* What is being asked
In the entries that follow, count each line containing "music" and state the total, nothing more.

* Source records
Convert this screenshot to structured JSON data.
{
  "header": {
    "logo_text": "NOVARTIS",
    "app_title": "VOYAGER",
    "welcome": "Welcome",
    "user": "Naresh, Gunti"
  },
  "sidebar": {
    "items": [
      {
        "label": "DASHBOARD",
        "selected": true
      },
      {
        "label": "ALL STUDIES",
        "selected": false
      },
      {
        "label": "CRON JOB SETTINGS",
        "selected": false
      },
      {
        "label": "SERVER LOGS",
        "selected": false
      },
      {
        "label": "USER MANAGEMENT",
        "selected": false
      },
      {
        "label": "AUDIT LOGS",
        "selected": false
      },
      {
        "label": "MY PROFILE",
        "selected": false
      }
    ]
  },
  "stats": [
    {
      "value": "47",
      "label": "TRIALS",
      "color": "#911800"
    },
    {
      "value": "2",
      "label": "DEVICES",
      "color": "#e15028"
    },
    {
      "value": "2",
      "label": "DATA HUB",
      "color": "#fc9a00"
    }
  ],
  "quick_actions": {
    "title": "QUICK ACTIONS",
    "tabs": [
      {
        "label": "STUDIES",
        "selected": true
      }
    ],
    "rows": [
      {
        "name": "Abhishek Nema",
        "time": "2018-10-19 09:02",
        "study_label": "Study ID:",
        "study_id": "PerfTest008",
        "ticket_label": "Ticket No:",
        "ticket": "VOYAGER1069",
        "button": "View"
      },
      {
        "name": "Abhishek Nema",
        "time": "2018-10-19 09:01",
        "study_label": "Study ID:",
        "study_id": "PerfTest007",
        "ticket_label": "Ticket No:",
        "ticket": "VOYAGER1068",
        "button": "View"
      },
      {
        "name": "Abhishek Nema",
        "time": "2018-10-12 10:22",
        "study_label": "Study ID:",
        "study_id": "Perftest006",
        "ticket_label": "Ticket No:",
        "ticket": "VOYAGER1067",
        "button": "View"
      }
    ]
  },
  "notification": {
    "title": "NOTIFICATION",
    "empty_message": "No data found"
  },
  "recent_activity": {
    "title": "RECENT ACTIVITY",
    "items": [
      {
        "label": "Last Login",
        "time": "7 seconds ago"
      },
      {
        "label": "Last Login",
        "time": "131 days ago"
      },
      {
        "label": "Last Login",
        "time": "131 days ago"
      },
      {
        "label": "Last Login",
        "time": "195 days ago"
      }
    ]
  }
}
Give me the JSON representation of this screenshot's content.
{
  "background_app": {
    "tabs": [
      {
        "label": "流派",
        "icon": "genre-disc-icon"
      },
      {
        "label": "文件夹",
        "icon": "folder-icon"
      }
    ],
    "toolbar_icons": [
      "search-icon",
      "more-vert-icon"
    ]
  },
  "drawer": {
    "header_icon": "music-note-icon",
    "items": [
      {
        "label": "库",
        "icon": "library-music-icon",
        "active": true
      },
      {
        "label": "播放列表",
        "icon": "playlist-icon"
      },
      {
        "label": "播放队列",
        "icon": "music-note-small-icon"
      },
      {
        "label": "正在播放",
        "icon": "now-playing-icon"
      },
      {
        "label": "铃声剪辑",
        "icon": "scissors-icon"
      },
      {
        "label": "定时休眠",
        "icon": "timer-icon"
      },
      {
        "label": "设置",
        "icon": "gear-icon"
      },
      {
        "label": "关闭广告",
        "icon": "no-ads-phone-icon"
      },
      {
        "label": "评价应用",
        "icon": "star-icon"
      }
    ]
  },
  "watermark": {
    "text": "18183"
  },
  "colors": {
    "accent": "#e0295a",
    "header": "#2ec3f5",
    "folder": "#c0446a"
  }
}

* Output of the exercise
3